Component data from apps and pages:
________________

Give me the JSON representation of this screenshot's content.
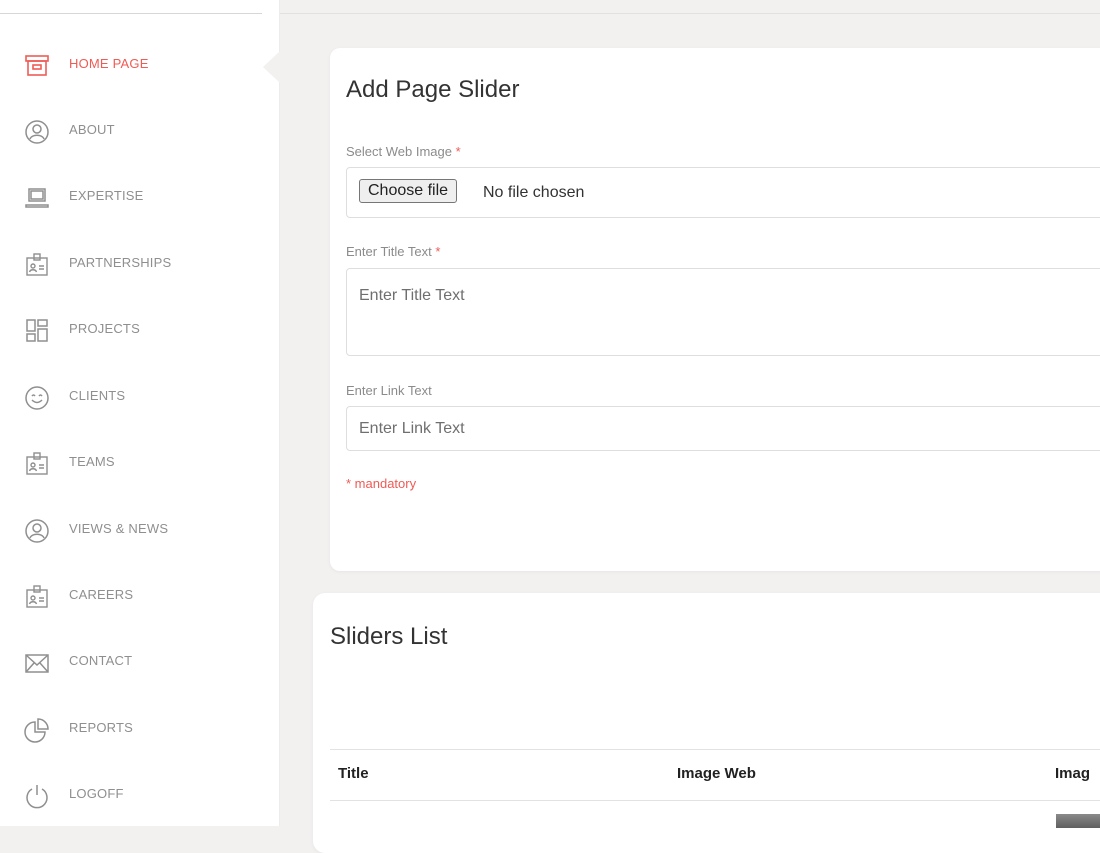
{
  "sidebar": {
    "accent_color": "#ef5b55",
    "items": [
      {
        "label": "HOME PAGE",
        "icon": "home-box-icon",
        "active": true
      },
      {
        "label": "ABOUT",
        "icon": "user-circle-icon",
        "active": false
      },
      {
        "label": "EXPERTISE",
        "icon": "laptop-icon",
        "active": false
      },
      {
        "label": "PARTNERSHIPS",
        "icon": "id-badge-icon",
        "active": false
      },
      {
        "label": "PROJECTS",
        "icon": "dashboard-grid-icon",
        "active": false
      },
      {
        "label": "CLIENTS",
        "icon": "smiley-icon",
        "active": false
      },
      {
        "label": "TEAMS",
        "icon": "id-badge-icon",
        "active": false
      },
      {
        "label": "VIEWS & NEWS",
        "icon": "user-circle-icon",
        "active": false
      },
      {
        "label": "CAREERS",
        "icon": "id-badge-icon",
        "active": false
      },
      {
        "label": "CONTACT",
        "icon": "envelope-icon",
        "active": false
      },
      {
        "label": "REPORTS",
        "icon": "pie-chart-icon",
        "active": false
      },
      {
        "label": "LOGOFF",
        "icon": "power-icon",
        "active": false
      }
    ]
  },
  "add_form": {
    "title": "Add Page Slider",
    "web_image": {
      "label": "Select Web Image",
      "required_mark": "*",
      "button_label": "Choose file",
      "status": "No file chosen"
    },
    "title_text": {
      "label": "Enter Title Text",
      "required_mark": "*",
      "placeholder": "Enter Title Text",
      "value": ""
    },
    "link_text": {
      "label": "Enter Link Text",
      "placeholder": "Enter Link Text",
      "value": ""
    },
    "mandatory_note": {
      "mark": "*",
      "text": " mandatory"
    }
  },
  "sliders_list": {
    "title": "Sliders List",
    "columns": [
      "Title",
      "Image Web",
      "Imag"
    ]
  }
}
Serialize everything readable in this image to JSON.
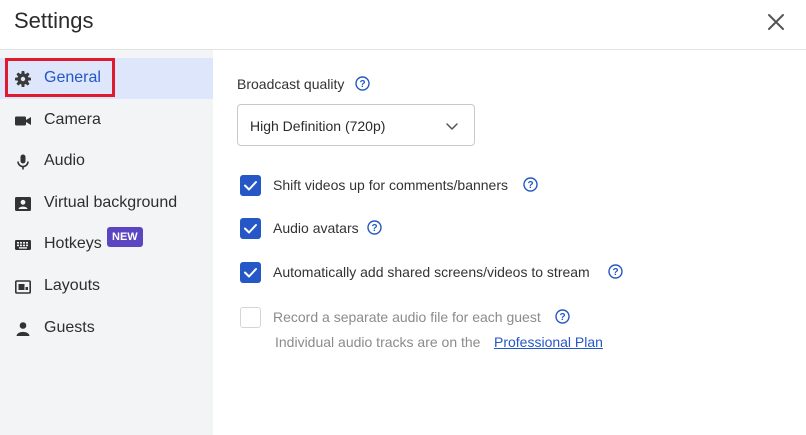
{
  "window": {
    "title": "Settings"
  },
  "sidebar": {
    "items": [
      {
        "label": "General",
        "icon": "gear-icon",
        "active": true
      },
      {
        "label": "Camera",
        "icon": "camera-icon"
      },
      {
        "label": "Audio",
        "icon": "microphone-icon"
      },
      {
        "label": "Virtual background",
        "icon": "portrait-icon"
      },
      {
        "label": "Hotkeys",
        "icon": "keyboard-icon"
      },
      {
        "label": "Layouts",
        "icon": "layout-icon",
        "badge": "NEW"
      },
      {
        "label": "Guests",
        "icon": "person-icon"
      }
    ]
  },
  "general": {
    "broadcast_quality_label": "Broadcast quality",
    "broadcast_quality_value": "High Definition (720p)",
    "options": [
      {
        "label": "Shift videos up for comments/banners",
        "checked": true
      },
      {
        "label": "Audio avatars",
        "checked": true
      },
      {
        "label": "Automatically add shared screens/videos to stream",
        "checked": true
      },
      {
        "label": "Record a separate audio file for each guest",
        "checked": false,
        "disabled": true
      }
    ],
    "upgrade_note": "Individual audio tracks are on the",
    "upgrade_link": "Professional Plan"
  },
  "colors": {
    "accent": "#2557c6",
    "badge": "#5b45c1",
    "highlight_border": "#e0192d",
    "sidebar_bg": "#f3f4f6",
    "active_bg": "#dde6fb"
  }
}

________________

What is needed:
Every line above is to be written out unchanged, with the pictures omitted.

Expected output:
Give me the JSON representation of this screenshot's content.
{
  "sidebar": {
    "accent_color": "#ef5b55",
    "items": [
      {
        "label": "HOME PAGE",
        "icon": "home-box-icon",
        "active": true
      },
      {
        "label": "ABOUT",
        "icon": "user-circle-icon",
        "active": false
      },
      {
        "label": "EXPERTISE",
        "icon": "laptop-icon",
        "active": false
      },
      {
        "label": "PARTNERSHIPS",
        "icon": "id-badge-icon",
        "active": false
      },
      {
        "label": "PROJECTS",
        "icon": "dashboard-grid-icon",
        "active": false
      },
      {
        "label": "CLIENTS",
        "icon": "smiley-icon",
        "active": false
      },
      {
        "label": "TEAMS",
        "icon": "id-badge-icon",
        "active": false
      },
      {
        "label": "VIEWS & NEWS",
        "icon": "user-circle-icon",
        "active": false
      },
      {
        "label": "CAREERS",
        "icon": "id-badge-icon",
        "active": false
      },
      {
        "label": "CONTACT",
        "icon": "envelope-icon",
        "active": false
      },
      {
        "label": "REPORTS",
        "icon": "pie-chart-icon",
        "active": false
      },
      {
        "label": "LOGOFF",
        "icon": "power-icon",
        "active": false
      }
    ]
  },
  "add_form": {
    "title": "Add Page Slider",
    "web_image": {
      "label": "Select Web Image",
      "required_mark": "*",
      "button_label": "Choose file",
      "status": "No file chosen"
    },
    "title_text": {
      "label": "Enter Title Text",
      "required_mark": "*",
      "placeholder": "Enter Title Text",
      "value": ""
    },
    "link_text": {
      "label": "Enter Link Text",
      "placeholder": "Enter Link Text",
      "value": ""
    },
    "mandatory_note": {
      "mark": "*",
      "text": " mandatory"
    }
  },
  "sliders_list": {
    "title": "Sliders List",
    "columns": [
      "Title",
      "Image Web",
      "Imag"
    ]
  }
}
Serialize everything readable in this image to JSON.
{
  "window": {
    "title": "Settings"
  },
  "sidebar": {
    "items": [
      {
        "label": "General",
        "icon": "gear-icon",
        "active": true
      },
      {
        "label": "Camera",
        "icon": "camera-icon"
      },
      {
        "label": "Audio",
        "icon": "microphone-icon"
      },
      {
        "label": "Virtual background",
        "icon": "portrait-icon"
      },
      {
        "label": "Hotkeys",
        "icon": "keyboard-icon"
      },
      {
        "label": "Layouts",
        "icon": "layout-icon",
        "badge": "NEW"
      },
      {
        "label": "Guests",
        "icon": "person-icon"
      }
    ]
  },
  "general": {
    "broadcast_quality_label": "Broadcast quality",
    "broadcast_quality_value": "High Definition (720p)",
    "options": [
      {
        "label": "Shift videos up for comments/banners",
        "checked": true
      },
      {
        "label": "Audio avatars",
        "checked": true
      },
      {
        "label": "Automatically add shared screens/videos to stream",
        "checked": true
      },
      {
        "label": "Record a separate audio file for each guest",
        "checked": false,
        "disabled": true
      }
    ],
    "upgrade_note": "Individual audio tracks are on the",
    "upgrade_link": "Professional Plan"
  },
  "colors": {
    "accent": "#2557c6",
    "badge": "#5b45c1",
    "highlight_border": "#e0192d",
    "sidebar_bg": "#f3f4f6",
    "active_bg": "#dde6fb"
  }
}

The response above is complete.